◆ Task to carry out:
Your answer must be an exact copy of the records below.

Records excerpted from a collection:
━━━━━━━━━━━━━━━━━━━━━━━━━━━━━━

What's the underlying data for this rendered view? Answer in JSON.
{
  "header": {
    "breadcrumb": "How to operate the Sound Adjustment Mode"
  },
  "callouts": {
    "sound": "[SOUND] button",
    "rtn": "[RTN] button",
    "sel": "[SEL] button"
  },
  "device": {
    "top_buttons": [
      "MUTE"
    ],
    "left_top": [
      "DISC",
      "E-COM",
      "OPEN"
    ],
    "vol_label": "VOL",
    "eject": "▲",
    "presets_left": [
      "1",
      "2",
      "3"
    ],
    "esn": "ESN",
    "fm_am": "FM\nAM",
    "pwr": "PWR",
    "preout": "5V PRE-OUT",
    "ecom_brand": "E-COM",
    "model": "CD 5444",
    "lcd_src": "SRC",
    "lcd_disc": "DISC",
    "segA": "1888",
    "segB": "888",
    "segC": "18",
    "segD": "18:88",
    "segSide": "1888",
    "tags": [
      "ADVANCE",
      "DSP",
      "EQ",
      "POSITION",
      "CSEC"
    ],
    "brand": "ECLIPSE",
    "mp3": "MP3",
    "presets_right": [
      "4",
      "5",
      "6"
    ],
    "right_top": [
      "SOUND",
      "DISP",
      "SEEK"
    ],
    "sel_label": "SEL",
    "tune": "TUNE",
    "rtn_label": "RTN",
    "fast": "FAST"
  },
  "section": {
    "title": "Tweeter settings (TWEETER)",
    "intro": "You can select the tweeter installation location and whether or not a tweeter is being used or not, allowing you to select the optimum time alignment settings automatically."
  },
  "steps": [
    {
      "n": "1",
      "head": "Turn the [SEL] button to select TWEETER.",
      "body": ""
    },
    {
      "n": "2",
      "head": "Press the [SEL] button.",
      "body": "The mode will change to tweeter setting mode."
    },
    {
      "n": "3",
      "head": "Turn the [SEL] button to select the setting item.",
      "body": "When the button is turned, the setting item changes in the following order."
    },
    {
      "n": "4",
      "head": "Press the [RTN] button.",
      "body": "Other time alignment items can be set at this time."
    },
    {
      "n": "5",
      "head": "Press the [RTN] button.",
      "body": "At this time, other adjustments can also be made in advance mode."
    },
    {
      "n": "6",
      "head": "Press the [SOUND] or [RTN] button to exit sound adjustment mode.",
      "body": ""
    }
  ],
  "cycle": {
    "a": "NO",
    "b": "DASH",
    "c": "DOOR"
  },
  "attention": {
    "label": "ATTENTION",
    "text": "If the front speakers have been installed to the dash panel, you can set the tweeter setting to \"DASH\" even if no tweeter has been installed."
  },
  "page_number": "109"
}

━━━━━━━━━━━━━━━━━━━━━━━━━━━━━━

◆ Your solution:
What's the underlying data for this rendered view? Answer in JSON.
{
  "header": {
    "breadcrumb": "How to operate the Sound Adjustment Mode"
  },
  "callouts": {
    "sound": "[SOUND] button",
    "rtn": "[RTN] button",
    "sel": "[SEL] button"
  },
  "device": {
    "top_buttons": [
      "MUTE"
    ],
    "left_top": [
      "DISC",
      "E-COM",
      "OPEN"
    ],
    "vol_label": "VOL",
    "eject": "▲",
    "presets_left": [
      "1",
      "2",
      "3"
    ],
    "esn": "ESN",
    "fm_am": "FM\nAM",
    "pwr": "PWR",
    "preout": "5V PRE-OUT",
    "ecom_brand": "E-COM",
    "model": "CD 5444",
    "lcd_src": "SRC",
    "lcd_disc": "DISC",
    "segA": "1888",
    "segB": "888",
    "segC": "18",
    "segD": "18:88",
    "segSide": "1888",
    "tags": [
      "ADVANCE",
      "DSP",
      "EQ",
      "POSITION",
      "CSEC"
    ],
    "brand": "ECLIPSE",
    "mp3": "MP3",
    "presets_right": [
      "4",
      "5",
      "6"
    ],
    "right_top": [
      "SOUND",
      "DISP",
      "SEEK"
    ],
    "sel_label": "SEL",
    "tune": "TUNE",
    "rtn_label": "RTN",
    "fast": "FAST"
  },
  "section": {
    "title": "Tweeter settings (TWEETER)",
    "intro": "You can select the tweeter installation location and whether or not a tweeter is being used or not, allowing you to select the optimum time alignment settings automatically."
  },
  "steps": [
    {
      "n": "1",
      "head": "Turn the [SEL] button to select TWEETER.",
      "body": ""
    },
    {
      "n": "2",
      "head": "Press the [SEL] button.",
      "body": "The mode will change to tweeter setting mode."
    },
    {
      "n": "3",
      "head": "Turn the [SEL] button to select the setting item.",
      "body": "When the button is turned, the setting item changes in the following order."
    },
    {
      "n": "4",
      "head": "Press the [RTN] button.",
      "body": "Other time alignment items can be set at this time."
    },
    {
      "n": "5",
      "head": "Press the [RTN] button.",
      "body": "At this time, other adjustments can also be made in advance mode."
    },
    {
      "n": "6",
      "head": "Press the [SOUND] or [RTN] button to exit sound adjustment mode.",
      "body": ""
    }
  ],
  "cycle": {
    "a": "NO",
    "b": "DASH",
    "c": "DOOR"
  },
  "attention": {
    "label": "ATTENTION",
    "text": "If the front speakers have been installed to the dash panel, you can set the tweeter setting to \"DASH\" even if no tweeter has been installed."
  },
  "page_number": "109"
}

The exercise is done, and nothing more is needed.